Stored data
===============

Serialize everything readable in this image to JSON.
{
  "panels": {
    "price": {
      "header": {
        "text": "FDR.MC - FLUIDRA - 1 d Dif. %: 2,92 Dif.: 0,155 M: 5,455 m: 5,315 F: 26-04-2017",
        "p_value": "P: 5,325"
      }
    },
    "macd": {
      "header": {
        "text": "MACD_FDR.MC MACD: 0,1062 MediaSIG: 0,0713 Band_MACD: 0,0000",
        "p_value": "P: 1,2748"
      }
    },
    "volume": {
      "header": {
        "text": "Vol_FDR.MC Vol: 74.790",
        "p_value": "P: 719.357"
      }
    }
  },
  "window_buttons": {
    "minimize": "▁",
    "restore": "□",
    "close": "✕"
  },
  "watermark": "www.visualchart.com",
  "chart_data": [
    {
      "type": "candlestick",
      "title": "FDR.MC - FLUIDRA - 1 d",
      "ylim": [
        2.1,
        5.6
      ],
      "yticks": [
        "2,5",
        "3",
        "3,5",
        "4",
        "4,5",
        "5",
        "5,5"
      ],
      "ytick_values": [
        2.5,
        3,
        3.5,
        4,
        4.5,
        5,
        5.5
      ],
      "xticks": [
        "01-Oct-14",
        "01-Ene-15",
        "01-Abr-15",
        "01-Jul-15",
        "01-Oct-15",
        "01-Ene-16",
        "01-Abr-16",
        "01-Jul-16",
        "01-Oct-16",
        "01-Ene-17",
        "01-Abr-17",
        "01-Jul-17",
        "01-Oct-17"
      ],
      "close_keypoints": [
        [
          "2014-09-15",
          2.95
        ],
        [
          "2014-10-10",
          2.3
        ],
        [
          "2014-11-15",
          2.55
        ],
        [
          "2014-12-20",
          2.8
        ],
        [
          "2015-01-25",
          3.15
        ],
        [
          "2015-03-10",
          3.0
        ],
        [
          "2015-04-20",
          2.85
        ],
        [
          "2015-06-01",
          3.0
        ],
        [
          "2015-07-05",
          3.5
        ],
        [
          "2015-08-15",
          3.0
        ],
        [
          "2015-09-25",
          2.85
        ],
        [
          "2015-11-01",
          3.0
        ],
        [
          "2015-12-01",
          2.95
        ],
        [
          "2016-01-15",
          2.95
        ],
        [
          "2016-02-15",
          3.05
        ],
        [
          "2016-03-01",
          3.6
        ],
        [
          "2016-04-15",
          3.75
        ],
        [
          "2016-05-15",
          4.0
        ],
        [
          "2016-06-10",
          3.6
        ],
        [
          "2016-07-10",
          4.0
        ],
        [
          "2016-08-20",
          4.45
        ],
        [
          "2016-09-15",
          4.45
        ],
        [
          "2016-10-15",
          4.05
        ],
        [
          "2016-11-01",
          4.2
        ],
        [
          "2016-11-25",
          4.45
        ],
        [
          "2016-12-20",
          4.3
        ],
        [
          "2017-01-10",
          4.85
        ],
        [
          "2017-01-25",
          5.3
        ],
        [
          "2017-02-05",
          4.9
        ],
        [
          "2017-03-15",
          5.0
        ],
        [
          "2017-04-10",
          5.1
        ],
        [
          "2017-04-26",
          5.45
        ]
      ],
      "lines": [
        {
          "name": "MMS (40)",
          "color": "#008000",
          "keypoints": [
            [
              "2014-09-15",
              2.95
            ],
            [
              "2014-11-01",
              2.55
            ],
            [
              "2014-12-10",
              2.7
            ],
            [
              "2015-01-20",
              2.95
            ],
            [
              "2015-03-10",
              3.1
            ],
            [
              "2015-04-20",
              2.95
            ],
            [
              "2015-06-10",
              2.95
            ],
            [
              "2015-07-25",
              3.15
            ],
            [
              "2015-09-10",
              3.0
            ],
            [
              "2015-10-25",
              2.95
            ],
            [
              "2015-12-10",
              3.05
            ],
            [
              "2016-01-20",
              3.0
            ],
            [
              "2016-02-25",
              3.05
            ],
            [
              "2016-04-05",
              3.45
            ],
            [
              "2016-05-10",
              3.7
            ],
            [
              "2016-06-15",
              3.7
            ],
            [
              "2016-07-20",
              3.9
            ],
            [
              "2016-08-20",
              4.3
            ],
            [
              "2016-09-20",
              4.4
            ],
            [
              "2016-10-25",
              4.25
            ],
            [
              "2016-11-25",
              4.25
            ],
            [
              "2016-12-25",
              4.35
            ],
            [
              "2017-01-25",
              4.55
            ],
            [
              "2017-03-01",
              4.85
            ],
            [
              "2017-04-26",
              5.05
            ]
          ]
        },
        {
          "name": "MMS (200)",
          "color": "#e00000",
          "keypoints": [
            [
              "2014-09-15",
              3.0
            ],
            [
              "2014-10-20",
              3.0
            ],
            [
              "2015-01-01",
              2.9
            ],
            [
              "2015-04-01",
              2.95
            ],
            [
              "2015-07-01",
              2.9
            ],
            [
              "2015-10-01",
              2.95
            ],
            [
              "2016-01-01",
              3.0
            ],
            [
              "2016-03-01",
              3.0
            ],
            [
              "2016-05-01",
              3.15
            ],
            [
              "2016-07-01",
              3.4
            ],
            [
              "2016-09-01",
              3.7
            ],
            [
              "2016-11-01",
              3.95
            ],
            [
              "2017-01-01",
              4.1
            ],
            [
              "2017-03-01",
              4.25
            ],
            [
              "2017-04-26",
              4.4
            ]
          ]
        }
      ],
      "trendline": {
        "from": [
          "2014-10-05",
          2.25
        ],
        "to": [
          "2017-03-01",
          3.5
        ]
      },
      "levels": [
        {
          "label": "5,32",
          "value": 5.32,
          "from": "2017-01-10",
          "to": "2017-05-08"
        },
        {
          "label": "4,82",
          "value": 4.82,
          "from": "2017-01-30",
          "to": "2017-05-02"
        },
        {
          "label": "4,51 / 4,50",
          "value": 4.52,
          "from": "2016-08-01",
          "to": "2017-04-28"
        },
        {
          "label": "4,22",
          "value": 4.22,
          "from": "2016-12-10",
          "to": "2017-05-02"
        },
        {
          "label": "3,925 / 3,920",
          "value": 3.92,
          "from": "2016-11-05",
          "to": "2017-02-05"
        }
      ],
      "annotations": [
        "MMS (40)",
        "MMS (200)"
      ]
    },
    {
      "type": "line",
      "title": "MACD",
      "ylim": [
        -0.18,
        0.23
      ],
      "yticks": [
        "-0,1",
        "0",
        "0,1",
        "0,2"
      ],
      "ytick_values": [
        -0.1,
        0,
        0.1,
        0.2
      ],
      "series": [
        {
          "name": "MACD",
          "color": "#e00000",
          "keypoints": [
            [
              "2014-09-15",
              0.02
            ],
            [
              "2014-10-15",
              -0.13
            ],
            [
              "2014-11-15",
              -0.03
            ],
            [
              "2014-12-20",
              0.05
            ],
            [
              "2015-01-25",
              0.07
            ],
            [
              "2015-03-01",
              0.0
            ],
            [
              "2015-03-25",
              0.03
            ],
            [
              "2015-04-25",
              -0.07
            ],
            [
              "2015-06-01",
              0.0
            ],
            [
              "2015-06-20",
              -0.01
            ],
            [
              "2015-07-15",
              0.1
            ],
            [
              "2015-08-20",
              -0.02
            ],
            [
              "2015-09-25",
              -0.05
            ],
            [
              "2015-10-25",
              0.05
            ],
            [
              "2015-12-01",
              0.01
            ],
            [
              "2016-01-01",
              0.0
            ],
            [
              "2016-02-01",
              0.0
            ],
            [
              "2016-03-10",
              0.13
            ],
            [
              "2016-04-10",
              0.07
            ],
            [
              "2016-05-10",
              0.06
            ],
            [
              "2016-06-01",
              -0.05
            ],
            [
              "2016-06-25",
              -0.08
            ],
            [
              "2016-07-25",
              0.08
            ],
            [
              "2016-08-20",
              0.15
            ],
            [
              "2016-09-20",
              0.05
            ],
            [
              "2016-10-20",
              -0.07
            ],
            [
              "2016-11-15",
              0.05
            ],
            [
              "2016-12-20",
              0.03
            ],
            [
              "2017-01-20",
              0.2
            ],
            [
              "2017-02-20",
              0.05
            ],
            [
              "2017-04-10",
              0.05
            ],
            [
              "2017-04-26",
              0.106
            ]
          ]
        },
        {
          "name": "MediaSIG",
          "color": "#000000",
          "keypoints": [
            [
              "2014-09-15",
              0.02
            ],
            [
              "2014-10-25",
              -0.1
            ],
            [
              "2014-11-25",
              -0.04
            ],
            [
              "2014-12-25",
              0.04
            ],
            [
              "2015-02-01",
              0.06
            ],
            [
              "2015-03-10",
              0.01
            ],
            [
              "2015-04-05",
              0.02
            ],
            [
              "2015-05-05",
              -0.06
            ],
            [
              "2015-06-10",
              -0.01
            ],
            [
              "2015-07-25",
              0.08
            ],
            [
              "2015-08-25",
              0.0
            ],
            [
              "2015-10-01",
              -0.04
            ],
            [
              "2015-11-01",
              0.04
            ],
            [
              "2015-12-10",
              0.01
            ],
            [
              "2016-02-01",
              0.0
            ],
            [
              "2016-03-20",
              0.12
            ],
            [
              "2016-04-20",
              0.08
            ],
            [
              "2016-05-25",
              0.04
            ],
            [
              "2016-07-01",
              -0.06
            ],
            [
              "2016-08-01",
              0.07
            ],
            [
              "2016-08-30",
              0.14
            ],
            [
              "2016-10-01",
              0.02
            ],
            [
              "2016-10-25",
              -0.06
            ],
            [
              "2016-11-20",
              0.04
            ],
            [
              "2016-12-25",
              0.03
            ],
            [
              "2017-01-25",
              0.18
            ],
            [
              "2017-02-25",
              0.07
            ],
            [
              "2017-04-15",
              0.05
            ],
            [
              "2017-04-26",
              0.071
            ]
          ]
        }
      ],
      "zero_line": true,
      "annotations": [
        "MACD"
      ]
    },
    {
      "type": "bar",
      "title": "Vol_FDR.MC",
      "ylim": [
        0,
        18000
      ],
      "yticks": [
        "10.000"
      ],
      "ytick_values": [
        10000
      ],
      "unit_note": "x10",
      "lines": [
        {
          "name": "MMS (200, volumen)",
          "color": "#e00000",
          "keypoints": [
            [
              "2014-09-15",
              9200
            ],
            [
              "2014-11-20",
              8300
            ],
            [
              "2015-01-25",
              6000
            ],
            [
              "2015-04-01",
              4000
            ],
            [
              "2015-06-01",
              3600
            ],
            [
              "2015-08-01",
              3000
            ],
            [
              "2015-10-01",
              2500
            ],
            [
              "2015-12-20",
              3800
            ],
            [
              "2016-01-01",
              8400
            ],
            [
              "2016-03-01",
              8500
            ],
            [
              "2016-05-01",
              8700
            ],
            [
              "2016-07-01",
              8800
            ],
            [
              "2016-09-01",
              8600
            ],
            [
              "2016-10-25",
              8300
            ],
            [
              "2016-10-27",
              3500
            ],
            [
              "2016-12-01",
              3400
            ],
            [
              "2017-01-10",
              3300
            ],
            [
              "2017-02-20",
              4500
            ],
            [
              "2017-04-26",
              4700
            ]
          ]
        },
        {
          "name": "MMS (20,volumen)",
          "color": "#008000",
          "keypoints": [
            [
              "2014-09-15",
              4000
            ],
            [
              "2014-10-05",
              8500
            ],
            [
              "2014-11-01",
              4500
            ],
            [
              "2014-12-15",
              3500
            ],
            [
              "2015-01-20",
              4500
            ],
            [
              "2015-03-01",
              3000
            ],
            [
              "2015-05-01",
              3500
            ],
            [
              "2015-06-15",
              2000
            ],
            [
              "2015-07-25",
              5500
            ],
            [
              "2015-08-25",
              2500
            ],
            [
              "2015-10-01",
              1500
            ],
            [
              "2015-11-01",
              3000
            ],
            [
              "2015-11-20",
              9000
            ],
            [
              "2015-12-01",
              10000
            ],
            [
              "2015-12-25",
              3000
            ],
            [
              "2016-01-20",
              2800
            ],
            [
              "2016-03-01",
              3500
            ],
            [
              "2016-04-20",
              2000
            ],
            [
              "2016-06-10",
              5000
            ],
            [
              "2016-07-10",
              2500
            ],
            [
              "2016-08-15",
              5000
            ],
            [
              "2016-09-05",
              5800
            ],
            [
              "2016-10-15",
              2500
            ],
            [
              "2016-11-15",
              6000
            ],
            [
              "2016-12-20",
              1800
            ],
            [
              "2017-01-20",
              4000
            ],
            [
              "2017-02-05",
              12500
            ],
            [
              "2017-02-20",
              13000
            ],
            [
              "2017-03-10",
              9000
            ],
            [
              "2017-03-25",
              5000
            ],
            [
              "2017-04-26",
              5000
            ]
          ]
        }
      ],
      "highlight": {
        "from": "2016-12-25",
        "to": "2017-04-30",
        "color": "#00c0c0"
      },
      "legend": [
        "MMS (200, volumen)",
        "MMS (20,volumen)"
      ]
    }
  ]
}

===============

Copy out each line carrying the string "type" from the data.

      "type": "candlestick",
      "type": "line",
      "type": "bar",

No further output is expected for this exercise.